top of page

Midnight Cowboy (1969)

Directed by John Schlesinger

John Schlesinger’s landmark film Midnight Cowboy celebrates its 50th anniversary this year. To celebrate the occasion it’s going to be re-released in a number of cinemas UK-wide selected by the BFI. Michael Childers, the directors assistant and photographer on the film, will be in London to support the release and will take part in a Q&A at BFI Southbank on Friday 13th September. FilmBusters were lucky enough to be invited along to a screening of the impeccable 4K digital restoration on Monday evening.

What a transfer it is! The ever unique grainy look of the 70s is retained but with stunningly detailed enhancements. Jon Voight’s naïve Joe Buck looks particularly fresh-faced while Dustin Hoffman’s Rico (Ratso) looks more like his rodent name-sake than ever before. For Schlesinger, whose background was in documentary filmmaking, it was important for the gritty and seedy side of New York to shine through. It’s ironic then that such a filthy New York should pop more than ever on the big screen thanks to this restoration.

Even more impressive are the sound levels. The dialogue is clean, crisp and intelligible. For all the greatness we experience watching films from the mid-20th century, audio levels were never the strongest. Many will switch on the subtitles when home-viewing. Well that’s not the case in the restoration at all. But it's not just the dialogue which is stronger, the stunning soundtrack is all the more emotive thanks to the care taken here. From the moment Fred Neil’s vocals ooze through the speakers for his heart-rending performance of ‘Everybody’s Talkin’ you are transported to a unique time and place. Maybe that’s the late 60s or maybe its just back to the first time you caught Midnight Cowboy on VHS or DVD. John Barry’s score is giving just as much love and attention, it’s really a beautiful piece of work.

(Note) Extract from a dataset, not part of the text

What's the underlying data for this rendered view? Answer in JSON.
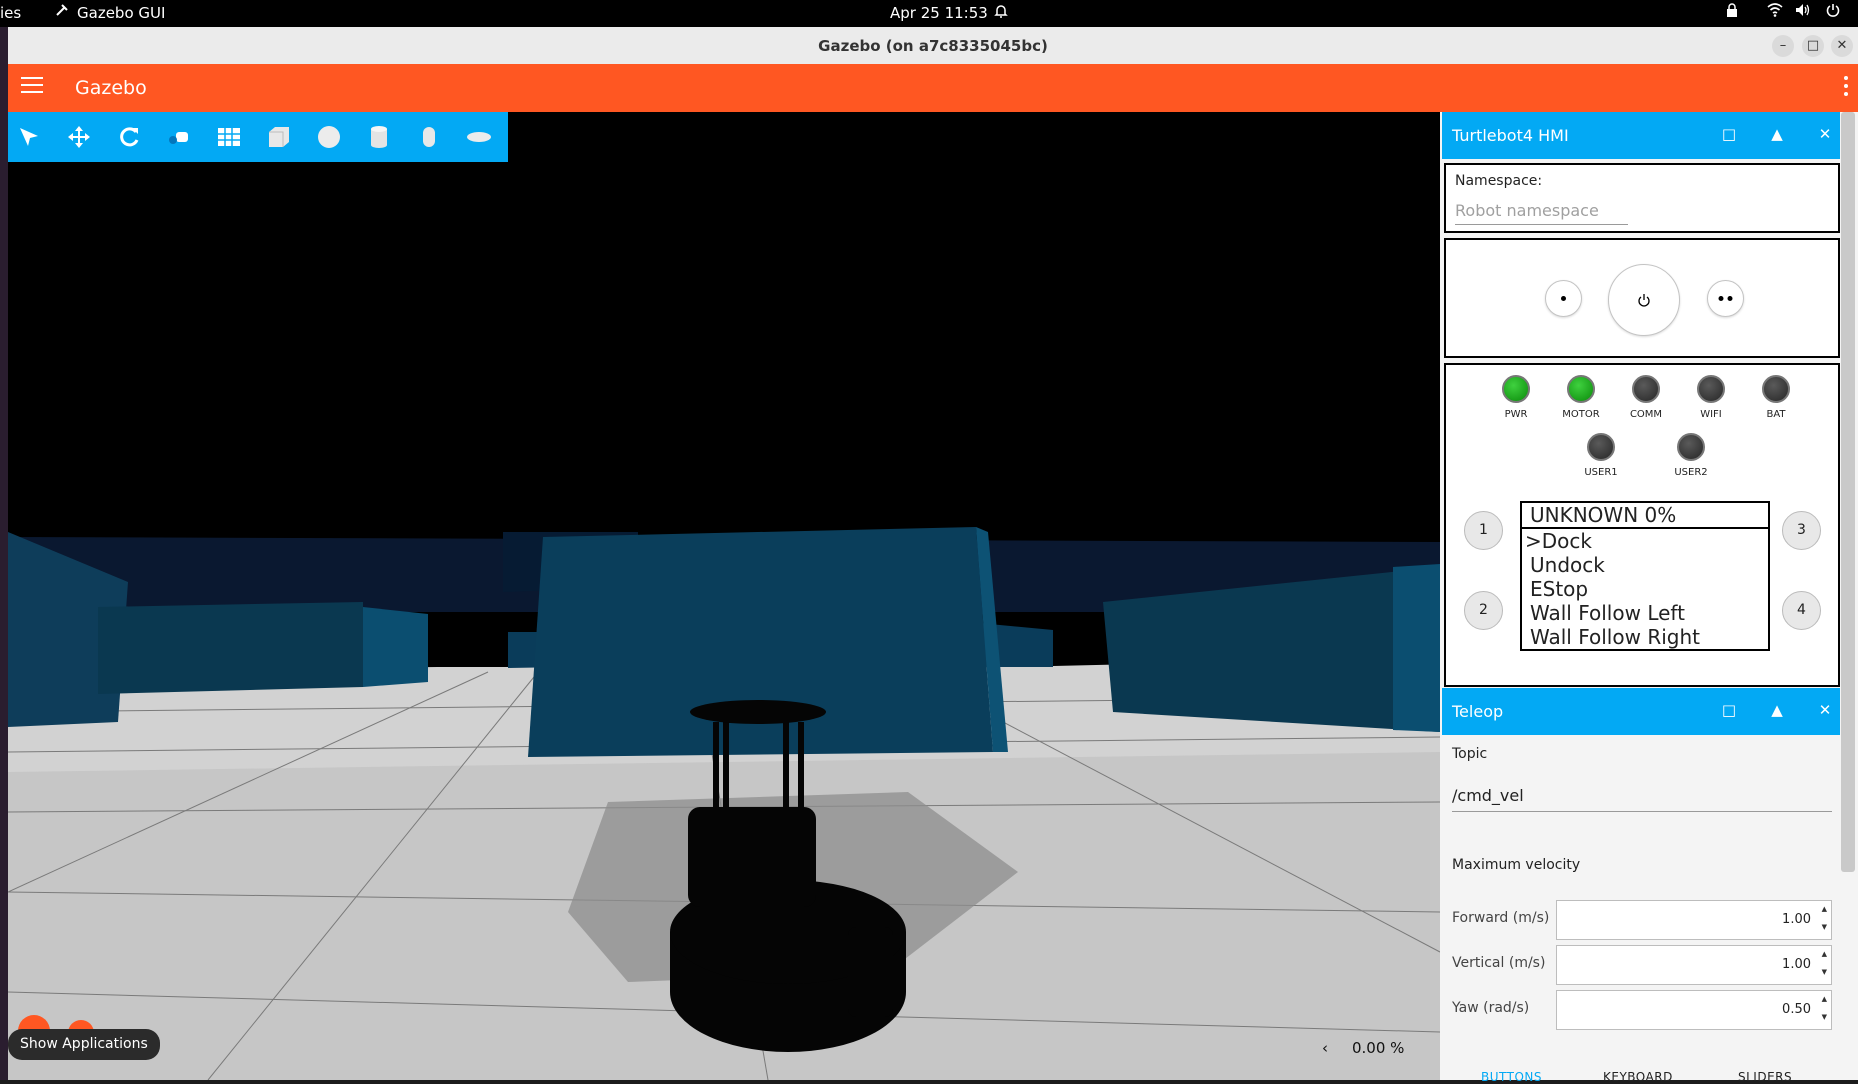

1969 marked the start of a cultural shift in filmmaking, with lifestyles and personalities previously swept under the rug, suddenly unearthed and thrust to the centre of frame. Midnight Cowboy was given an X-rating in the US, a medal normally awarded to films of a more pornographic nature. The reasoning was that it featured at its core a ‘homosexual frame of reference’. Or what John Wayne more callously called ‘a story about two fags’. A great smack in the face to both the censors and the phoney cowboy himself then, that Midnight Cowboy should go on to become the first and only X-rated film to win the Oscar for Best Picture.

It’s to the films credit, that restoration or no restoration, 50 years later new audiences are still as thrilled by it as long-time fans. My FilmBusters colleague who I was sat next to in the screening appeared to have fallen in love with it more than I ever had! Thanks to the BFI for breathing new life into cinematic history and giving modern audiences a reminder that ‘they just don’t make ‘em like that anymore’.



bottom of page